(Dataset rows describing interfaces)
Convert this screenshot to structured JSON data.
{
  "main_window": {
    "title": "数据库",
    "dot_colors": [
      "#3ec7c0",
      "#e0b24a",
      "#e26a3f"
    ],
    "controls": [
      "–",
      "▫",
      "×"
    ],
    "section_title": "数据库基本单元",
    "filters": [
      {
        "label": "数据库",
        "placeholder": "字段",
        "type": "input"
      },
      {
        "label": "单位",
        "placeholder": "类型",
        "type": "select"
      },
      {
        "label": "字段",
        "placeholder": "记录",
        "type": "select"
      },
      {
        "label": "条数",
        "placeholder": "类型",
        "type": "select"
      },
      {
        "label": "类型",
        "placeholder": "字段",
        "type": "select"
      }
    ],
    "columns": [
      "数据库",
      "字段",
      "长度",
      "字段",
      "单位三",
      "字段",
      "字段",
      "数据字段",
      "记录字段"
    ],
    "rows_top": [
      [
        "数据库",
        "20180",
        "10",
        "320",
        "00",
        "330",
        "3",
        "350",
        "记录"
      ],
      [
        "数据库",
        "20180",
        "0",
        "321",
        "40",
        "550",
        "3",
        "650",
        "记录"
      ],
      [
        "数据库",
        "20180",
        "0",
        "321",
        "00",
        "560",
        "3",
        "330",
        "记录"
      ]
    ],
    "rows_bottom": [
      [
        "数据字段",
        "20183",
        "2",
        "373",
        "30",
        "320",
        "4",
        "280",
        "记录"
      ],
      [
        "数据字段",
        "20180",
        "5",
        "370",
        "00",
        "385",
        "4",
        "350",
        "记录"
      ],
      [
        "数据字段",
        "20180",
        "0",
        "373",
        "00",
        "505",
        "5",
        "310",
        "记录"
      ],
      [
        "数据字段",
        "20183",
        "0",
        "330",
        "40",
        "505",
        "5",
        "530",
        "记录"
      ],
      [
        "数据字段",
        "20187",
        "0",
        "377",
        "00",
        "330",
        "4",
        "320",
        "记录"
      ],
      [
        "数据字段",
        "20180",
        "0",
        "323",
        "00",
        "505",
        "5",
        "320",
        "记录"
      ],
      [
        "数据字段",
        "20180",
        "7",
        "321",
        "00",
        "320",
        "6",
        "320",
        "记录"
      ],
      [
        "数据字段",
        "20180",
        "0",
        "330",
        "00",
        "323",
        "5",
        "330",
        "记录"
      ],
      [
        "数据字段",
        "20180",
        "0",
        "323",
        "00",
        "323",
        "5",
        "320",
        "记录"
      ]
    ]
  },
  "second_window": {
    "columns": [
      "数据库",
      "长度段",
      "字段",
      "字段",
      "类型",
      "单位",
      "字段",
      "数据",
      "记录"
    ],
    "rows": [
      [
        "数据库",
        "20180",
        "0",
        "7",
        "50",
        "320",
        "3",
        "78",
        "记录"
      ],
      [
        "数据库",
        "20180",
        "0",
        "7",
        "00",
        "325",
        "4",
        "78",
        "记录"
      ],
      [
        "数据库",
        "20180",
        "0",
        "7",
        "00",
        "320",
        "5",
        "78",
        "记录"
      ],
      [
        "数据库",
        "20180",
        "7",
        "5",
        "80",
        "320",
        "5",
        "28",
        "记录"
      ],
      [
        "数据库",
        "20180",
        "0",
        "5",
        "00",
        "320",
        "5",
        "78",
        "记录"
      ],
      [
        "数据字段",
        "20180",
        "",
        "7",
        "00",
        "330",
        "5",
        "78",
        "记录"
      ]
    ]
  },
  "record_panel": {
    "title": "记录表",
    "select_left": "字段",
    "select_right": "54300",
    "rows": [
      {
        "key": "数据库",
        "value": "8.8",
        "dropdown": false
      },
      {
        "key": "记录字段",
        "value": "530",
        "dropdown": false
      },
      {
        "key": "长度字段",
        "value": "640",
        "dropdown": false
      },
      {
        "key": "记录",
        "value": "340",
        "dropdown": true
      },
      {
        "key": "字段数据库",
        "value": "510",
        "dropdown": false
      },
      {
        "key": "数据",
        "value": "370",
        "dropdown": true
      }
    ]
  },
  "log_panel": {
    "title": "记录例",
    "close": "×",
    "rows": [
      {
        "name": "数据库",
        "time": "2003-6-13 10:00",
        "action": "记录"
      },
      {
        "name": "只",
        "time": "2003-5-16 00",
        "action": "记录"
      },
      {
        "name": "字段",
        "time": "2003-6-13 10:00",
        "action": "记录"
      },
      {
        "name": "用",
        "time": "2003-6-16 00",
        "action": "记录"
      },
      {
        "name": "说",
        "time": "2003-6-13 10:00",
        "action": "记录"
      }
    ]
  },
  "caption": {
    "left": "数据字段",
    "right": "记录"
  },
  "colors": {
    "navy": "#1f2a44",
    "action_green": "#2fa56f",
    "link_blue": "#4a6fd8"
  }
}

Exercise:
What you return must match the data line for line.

Solution to the problem:
Convert this screenshot to structured JSON data.
{
  "main_window": {
    "title": "数据库",
    "dot_colors": [
      "#3ec7c0",
      "#e0b24a",
      "#e26a3f"
    ],
    "controls": [
      "–",
      "▫",
      "×"
    ],
    "section_title": "数据库基本单元",
    "filters": [
      {
        "label": "数据库",
        "placeholder": "字段",
        "type": "input"
      },
      {
        "label": "单位",
        "placeholder": "类型",
        "type": "select"
      },
      {
        "label": "字段",
        "placeholder": "记录",
        "type": "select"
      },
      {
        "label": "条数",
        "placeholder": "类型",
        "type": "select"
      },
      {
        "label": "类型",
        "placeholder": "字段",
        "type": "select"
      }
    ],
    "columns": [
      "数据库",
      "字段",
      "长度",
      "字段",
      "单位三",
      "字段",
      "字段",
      "数据字段",
      "记录字段"
    ],
    "rows_top": [
      [
        "数据库",
        "20180",
        "10",
        "320",
        "00",
        "330",
        "3",
        "350",
        "记录"
      ],
      [
        "数据库",
        "20180",
        "0",
        "321",
        "40",
        "550",
        "3",
        "650",
        "记录"
      ],
      [
        "数据库",
        "20180",
        "0",
        "321",
        "00",
        "560",
        "3",
        "330",
        "记录"
      ]
    ],
    "rows_bottom": [
      [
        "数据字段",
        "20183",
        "2",
        "373",
        "30",
        "320",
        "4",
        "280",
        "记录"
      ],
      [
        "数据字段",
        "20180",
        "5",
        "370",
        "00",
        "385",
        "4",
        "350",
        "记录"
      ],
      [
        "数据字段",
        "20180",
        "0",
        "373",
        "00",
        "505",
        "5",
        "310",
        "记录"
      ],
      [
        "数据字段",
        "20183",
        "0",
        "330",
        "40",
        "505",
        "5",
        "530",
        "记录"
      ],
      [
        "数据字段",
        "20187",
        "0",
        "377",
        "00",
        "330",
        "4",
        "320",
        "记录"
      ],
      [
        "数据字段",
        "20180",
        "0",
        "323",
        "00",
        "505",
        "5",
        "320",
        "记录"
      ],
      [
        "数据字段",
        "20180",
        "7",
        "321",
        "00",
        "320",
        "6",
        "320",
        "记录"
      ],
      [
        "数据字段",
        "20180",
        "0",
        "330",
        "00",
        "323",
        "5",
        "330",
        "记录"
      ],
      [
        "数据字段",
        "20180",
        "0",
        "323",
        "00",
        "323",
        "5",
        "320",
        "记录"
      ]
    ]
  },
  "second_window": {
    "columns": [
      "数据库",
      "长度段",
      "字段",
      "字段",
      "类型",
      "单位",
      "字段",
      "数据",
      "记录"
    ],
    "rows": [
      [
        "数据库",
        "20180",
        "0",
        "7",
        "50",
        "320",
        "3",
        "78",
        "记录"
      ],
      [
        "数据库",
        "20180",
        "0",
        "7",
        "00",
        "325",
        "4",
        "78",
        "记录"
      ],
      [
        "数据库",
        "20180",
        "0",
        "7",
        "00",
        "320",
        "5",
        "78",
        "记录"
      ],
      [
        "数据库",
        "20180",
        "7",
        "5",
        "80",
        "320",
        "5",
        "28",
        "记录"
      ],
      [
        "数据库",
        "20180",
        "0",
        "5",
        "00",
        "320",
        "5",
        "78",
        "记录"
      ],
      [
        "数据字段",
        "20180",
        "",
        "7",
        "00",
        "330",
        "5",
        "78",
        "记录"
      ]
    ]
  },
  "record_panel": {
    "title": "记录表",
    "select_left": "字段",
    "select_right": "54300",
    "rows": [
      {
        "key": "数据库",
        "value": "8.8",
        "dropdown": false
      },
      {
        "key": "记录字段",
        "value": "530",
        "dropdown": false
      },
      {
        "key": "长度字段",
        "value": "640",
        "dropdown": false
      },
      {
        "key": "记录",
        "value": "340",
        "dropdown": true
      },
      {
        "key": "字段数据库",
        "value": "510",
        "dropdown": false
      },
      {
        "key": "数据",
        "value": "370",
        "dropdown": true
      }
    ]
  },
  "log_panel": {
    "title": "记录例",
    "close": "×",
    "rows": [
      {
        "name": "数据库",
        "time": "2003-6-13 10:00",
        "action": "记录"
      },
      {
        "name": "只",
        "time": "2003-5-16 00",
        "action": "记录"
      },
      {
        "name": "字段",
        "time": "2003-6-13 10:00",
        "action": "记录"
      },
      {
        "name": "用",
        "time": "2003-6-16 00",
        "action": "记录"
      },
      {
        "name": "说",
        "time": "2003-6-13 10:00",
        "action": "记录"
      }
    ]
  },
  "caption": {
    "left": "数据字段",
    "right": "记录"
  },
  "colors": {
    "navy": "#1f2a44",
    "action_green": "#2fa56f",
    "link_blue": "#4a6fd8"
  }
}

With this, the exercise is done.